## Assigned task:
Check every line of the material below for "using". Give the number of lines that have it, and only that.

========================================

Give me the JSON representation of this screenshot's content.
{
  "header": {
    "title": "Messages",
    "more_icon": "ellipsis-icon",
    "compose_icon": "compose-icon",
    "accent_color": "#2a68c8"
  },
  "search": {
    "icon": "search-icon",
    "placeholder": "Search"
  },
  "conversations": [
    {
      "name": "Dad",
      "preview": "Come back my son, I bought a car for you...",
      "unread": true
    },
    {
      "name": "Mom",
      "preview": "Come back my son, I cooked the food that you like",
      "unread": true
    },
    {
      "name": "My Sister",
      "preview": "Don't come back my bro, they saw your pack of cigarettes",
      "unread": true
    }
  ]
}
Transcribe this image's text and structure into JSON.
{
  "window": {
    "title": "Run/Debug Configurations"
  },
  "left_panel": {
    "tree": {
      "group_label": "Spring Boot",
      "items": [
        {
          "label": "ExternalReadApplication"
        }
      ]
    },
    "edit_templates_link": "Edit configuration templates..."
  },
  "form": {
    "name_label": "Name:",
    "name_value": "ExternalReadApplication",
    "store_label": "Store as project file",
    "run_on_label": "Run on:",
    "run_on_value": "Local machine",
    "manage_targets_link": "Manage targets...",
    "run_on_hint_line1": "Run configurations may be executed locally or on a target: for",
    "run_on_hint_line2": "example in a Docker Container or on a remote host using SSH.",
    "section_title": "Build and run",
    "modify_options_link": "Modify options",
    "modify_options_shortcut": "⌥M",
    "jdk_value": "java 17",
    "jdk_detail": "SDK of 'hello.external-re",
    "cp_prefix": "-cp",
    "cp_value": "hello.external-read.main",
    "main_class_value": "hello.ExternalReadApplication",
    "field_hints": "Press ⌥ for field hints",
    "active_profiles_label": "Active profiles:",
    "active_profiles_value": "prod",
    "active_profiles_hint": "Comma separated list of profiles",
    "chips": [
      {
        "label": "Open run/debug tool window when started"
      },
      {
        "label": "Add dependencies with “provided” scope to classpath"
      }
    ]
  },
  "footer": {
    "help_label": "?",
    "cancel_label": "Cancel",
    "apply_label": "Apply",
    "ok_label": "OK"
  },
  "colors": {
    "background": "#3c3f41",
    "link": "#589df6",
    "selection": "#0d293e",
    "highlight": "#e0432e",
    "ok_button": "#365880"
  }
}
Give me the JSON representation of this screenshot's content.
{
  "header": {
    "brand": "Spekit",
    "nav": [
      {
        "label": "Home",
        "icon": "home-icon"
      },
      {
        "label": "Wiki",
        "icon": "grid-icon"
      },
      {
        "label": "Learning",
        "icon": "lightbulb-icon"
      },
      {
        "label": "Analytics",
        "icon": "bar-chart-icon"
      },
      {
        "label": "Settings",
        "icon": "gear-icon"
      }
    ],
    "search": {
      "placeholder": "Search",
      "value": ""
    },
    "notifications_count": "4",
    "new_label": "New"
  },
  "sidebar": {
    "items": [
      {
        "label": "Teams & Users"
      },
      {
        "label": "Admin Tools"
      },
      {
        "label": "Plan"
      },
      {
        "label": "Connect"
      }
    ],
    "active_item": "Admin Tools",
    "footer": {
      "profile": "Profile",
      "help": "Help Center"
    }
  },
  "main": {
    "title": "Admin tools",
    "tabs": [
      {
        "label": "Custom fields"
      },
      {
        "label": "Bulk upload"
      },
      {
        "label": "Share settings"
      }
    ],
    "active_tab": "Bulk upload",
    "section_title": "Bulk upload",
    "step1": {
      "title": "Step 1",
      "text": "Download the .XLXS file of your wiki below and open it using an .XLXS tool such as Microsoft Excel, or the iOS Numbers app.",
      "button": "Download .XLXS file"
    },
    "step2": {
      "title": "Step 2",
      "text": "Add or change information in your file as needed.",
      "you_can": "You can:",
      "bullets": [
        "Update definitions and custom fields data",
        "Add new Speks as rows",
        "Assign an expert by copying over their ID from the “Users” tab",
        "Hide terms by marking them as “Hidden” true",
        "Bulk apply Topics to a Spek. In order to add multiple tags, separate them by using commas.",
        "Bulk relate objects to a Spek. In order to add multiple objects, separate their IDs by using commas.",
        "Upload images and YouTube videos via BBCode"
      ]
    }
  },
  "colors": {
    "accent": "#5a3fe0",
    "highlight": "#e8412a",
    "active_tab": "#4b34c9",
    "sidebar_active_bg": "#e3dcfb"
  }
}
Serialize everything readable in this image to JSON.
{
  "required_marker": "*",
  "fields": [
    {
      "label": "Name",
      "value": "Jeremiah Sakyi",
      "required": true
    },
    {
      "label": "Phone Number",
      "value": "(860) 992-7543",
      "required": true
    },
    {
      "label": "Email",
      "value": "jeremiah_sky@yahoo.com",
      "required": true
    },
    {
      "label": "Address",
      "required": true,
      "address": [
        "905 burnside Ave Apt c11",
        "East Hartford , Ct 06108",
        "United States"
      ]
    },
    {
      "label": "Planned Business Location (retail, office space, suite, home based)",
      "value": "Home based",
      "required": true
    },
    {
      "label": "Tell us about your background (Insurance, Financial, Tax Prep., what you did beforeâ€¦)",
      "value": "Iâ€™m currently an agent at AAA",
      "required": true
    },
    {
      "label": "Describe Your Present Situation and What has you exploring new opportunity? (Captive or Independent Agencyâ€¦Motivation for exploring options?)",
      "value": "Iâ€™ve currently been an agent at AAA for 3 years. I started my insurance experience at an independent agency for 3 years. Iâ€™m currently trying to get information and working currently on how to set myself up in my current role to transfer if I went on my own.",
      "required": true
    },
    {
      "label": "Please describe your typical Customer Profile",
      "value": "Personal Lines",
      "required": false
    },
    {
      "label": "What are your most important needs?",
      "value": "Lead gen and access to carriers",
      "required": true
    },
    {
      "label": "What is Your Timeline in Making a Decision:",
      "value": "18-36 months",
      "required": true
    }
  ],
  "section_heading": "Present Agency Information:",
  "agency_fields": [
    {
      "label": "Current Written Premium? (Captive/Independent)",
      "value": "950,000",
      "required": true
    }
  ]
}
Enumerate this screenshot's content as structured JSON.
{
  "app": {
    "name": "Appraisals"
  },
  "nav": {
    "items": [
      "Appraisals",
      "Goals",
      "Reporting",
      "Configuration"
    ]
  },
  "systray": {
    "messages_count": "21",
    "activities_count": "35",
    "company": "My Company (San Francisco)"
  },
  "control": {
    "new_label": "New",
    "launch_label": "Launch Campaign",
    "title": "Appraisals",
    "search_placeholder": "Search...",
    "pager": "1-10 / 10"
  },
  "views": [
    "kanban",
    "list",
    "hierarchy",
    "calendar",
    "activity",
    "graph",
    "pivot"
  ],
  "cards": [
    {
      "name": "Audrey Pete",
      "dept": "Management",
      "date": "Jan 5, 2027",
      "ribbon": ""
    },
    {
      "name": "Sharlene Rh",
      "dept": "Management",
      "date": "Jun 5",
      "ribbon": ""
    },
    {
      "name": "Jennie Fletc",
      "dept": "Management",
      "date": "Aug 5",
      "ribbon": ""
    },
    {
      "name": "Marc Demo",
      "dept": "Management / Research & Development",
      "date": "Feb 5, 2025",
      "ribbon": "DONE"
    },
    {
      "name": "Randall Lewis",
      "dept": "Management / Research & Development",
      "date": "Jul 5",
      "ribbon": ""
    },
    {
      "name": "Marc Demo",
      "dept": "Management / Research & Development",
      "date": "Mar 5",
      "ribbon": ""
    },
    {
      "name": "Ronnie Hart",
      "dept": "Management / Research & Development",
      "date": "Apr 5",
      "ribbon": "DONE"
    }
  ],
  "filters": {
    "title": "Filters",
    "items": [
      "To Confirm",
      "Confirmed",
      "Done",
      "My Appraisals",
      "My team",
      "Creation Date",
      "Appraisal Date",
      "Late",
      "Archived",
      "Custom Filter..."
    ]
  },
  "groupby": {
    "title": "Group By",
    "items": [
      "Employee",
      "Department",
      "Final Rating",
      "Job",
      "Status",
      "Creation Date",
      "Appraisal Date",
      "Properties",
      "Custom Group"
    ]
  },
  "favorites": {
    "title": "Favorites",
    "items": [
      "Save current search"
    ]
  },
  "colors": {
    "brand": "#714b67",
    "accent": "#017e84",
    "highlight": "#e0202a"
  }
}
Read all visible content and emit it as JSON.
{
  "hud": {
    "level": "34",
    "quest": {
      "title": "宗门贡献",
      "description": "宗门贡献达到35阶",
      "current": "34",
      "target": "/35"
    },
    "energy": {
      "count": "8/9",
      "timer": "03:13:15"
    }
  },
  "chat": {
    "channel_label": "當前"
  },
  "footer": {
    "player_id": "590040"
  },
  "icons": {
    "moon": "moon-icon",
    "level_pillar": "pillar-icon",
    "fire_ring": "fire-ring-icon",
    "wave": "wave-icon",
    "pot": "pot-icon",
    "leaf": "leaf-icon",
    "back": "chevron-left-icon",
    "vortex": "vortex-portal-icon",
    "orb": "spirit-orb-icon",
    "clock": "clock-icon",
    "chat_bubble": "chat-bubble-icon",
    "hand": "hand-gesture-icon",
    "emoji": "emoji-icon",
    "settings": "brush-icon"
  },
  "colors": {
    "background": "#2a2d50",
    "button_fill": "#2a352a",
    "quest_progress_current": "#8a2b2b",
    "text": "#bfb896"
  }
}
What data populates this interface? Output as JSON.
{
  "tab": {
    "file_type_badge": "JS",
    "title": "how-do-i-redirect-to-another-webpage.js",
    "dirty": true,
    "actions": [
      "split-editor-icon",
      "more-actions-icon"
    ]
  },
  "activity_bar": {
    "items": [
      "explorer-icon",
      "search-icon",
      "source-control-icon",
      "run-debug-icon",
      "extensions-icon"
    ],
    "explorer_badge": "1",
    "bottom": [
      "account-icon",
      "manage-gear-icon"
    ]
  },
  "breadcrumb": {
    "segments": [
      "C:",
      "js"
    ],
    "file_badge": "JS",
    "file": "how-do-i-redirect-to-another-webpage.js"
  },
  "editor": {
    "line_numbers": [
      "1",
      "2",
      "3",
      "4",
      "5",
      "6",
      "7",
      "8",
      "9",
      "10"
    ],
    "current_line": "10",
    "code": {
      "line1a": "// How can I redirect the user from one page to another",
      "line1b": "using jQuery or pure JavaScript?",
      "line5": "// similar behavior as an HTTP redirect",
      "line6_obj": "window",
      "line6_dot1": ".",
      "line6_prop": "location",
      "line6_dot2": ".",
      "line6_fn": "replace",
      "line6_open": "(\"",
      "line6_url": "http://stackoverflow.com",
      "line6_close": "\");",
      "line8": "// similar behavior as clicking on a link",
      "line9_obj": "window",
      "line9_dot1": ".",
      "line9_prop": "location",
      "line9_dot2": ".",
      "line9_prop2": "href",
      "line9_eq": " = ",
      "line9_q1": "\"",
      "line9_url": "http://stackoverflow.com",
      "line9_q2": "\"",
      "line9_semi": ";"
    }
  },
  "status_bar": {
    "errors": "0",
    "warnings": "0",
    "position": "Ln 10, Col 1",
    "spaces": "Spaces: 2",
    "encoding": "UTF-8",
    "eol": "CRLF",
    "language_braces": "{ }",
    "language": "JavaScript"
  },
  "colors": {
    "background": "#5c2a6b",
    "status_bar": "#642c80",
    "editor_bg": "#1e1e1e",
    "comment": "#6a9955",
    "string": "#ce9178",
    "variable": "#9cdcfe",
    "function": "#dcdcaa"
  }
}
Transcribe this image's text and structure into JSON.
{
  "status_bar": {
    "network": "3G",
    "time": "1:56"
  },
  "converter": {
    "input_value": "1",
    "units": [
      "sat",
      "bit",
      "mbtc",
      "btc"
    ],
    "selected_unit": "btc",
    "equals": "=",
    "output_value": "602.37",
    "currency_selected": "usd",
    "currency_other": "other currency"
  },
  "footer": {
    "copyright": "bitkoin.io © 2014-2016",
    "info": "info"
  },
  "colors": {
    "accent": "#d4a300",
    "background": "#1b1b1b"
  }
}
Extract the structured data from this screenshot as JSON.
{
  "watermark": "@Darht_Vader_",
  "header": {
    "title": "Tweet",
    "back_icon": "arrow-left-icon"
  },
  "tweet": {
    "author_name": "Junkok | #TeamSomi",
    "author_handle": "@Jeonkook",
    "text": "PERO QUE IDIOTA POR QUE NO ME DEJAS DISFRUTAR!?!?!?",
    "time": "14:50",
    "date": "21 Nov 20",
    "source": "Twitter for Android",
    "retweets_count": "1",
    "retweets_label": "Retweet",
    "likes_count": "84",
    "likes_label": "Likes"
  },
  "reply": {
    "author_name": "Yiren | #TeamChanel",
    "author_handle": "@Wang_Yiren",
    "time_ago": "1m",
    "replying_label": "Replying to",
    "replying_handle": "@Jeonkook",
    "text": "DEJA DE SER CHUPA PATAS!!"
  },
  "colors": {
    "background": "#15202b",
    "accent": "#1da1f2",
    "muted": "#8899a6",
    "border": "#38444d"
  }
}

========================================

## Task answer:
5